My memory of Brighton Beach of the time that’s captured here is faint at this point. I vaguely can conjure up images of my mother’s friends who lived in Brighton, and my trips across the Brooklyn Bridge to get there. Though I was often adverse to foods at this stage, it’s not at all odd to me now that what I remember most from my visits to Brooklyn is the food.
I recall my mother’s passion for the delicacies from her motherland and her quest to find them; Little Odessa was often the place to oblige her palate. Hot golden-colored pirozhki pop in my mind. We enjoyed these treats with either savory or sweet fillings. Made from a yeast dough, the buns would be shallow-fried and turn out golden in color, a bit oily to the touch and taste, it would be stuffed with chopped meat and mixed with sautéed onions. Mashed potatoes stuffed inside was another option and sometimes I’d be surprised to find sautéed mushrooms hiding within as well. A sweet option that was never truly sweet but memorable would be pirozhki stuffed with sour cherries. The cherries I remember would make me pucker. A few pirozhki, usually the meat-filled ones, would be wrapped up in parchment paper and placed in a brown paper bag for the ride home. Bialys fresh from a bakery, likely nearby, would also find themselves stuffed into a paper bag, while one would always make its way into my hand instead. Today I would grab these rolls if I could get them. Bialys are a bit like a pizza crust-like bread with a deep center filled with diced onions, and usually poppy seeds would be sprinkled inside as well. Other delicacies to discover would be pickles, and most certainly pickled herring, along with a smorgasbord of other fish such as smoked sturgeon, lox, trout – and only the finest quality would do. It sounded to me often like arguing but my mother would fervently speak to the shopkeepers or folks behind the counter in Russian or Yiddish, I would pick up bits here or there of the conversation as she searched for the finest tidbits to taste.
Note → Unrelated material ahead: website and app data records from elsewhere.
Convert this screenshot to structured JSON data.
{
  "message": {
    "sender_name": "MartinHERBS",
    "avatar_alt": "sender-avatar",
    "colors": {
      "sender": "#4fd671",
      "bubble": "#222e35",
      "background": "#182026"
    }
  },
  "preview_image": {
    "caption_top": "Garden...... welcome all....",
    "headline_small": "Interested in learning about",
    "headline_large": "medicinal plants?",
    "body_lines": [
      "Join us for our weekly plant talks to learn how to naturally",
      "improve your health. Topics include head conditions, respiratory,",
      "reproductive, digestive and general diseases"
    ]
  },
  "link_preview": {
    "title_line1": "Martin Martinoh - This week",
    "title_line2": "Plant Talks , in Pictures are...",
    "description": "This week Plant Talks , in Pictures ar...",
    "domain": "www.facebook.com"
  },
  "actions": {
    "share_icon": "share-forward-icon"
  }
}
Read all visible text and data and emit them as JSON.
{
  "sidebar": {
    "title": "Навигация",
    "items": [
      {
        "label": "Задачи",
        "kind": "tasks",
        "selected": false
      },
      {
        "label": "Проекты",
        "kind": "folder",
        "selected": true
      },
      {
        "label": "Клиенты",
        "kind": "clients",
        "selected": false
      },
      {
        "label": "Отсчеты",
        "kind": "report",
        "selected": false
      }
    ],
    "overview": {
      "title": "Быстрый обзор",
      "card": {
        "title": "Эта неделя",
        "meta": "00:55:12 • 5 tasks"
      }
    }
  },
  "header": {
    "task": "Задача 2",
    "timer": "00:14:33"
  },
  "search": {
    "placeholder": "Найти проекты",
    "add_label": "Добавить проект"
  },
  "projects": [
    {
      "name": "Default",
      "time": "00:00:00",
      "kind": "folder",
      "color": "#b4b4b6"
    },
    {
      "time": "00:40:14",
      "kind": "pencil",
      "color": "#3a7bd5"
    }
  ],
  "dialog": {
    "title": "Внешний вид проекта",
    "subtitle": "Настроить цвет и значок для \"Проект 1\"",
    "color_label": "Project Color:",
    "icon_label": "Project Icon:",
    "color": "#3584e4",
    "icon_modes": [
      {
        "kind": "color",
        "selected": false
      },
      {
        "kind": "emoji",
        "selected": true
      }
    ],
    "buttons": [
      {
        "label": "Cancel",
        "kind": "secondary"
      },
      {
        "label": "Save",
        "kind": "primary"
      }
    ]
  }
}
Eventually settling in for meal at a friend’s home we’d find a plate of varenykis, dumplings, sometimes also called pierogi. These too would be stuffed with a variety of combinations, spinach and cheese, potatoes and onions, or a meat filling similar to the pirozhki. Finely chopped and sautéed onions would be served on top if filed with meat, a large dollop of sour cream if it was potato pierogi. Sour cream seemed to find it’s way atop what seemed most dishes, including my favorite, blinztes, very similar to a crêpe and filled with farmers cheese or pot cheese. Likely from my memories I would decline to eat anything more at this point, and with the conversation in dedicated Russian, I often could escape from the table without protest and seek comfort in a book, a friend who usually was in tote wherever I would travel. Books continue to be my faithful friends today, though I could never have imagined engaging in such an affair with food.
The pictures were taken by photographer Carol Kitman in Brighton Beach, Brooklyn and shared with permission.